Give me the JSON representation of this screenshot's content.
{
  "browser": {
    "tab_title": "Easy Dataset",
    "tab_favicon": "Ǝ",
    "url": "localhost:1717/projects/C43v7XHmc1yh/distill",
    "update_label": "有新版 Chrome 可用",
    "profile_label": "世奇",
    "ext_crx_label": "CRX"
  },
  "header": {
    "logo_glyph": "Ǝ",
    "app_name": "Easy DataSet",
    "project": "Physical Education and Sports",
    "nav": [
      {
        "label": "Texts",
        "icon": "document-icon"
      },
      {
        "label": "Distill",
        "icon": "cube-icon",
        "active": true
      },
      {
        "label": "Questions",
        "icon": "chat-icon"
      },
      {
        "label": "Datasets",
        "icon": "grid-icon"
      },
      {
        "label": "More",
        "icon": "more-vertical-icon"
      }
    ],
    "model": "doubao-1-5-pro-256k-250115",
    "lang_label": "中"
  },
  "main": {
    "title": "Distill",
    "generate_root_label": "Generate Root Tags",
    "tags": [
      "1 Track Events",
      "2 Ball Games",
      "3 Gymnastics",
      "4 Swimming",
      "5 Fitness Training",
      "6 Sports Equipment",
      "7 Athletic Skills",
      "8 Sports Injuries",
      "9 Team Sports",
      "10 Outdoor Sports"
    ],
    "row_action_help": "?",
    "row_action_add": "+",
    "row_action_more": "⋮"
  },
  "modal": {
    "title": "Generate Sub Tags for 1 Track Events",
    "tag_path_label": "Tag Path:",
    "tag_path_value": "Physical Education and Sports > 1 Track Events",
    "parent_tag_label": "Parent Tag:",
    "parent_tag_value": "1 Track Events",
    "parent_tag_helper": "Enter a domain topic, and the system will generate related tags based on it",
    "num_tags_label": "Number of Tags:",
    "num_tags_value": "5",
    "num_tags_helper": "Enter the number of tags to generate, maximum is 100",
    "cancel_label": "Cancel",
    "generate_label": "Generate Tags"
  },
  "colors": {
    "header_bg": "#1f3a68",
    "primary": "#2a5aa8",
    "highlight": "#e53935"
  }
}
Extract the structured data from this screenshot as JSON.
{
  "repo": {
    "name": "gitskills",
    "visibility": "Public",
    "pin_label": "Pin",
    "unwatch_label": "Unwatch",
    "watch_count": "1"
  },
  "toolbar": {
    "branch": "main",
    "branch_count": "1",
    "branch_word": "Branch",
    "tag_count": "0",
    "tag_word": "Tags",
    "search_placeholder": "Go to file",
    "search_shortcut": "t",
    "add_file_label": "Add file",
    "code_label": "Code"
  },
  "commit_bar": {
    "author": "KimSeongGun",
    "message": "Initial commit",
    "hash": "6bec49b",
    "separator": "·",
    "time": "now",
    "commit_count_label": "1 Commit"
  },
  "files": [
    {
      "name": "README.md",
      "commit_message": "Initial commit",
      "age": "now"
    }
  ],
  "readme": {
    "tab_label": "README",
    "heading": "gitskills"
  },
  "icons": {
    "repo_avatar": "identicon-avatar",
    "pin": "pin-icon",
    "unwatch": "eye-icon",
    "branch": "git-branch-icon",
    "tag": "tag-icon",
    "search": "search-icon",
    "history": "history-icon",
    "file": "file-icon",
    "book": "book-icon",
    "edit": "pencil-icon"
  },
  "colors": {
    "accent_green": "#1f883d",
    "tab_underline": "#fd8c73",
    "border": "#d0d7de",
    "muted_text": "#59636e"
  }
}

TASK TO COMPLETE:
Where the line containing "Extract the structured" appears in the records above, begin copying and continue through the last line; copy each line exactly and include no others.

ANSWER TO THIS EXERCISE:
Extract the structured data from this screenshot as JSON.
{
  "repo": {
    "name": "gitskills",
    "visibility": "Public",
    "pin_label": "Pin",
    "unwatch_label": "Unwatch",
    "watch_count": "1"
  },
  "toolbar": {
    "branch": "main",
    "branch_count": "1",
    "branch_word": "Branch",
    "tag_count": "0",
    "tag_word": "Tags",
    "search_placeholder": "Go to file",
    "search_shortcut": "t",
    "add_file_label": "Add file",
    "code_label": "Code"
  },
  "commit_bar": {
    "author": "KimSeongGun",
    "message": "Initial commit",
    "hash": "6bec49b",
    "separator": "·",
    "time": "now",
    "commit_count_label": "1 Commit"
  },
  "files": [
    {
      "name": "README.md",
      "commit_message": "Initial commit",
      "age": "now"
    }
  ],
  "readme": {
    "tab_label": "README",
    "heading": "gitskills"
  },
  "icons": {
    "repo_avatar": "identicon-avatar",
    "pin": "pin-icon",
    "unwatch": "eye-icon",
    "branch": "git-branch-icon",
    "tag": "tag-icon",
    "search": "search-icon",
    "history": "history-icon",
    "file": "file-icon",
    "book": "book-icon",
    "edit": "pencil-icon"
  },
  "colors": {
    "accent_green": "#1f883d",
    "tab_underline": "#fd8c73",
    "border": "#d0d7de",
    "muted_text": "#59636e"
  }
}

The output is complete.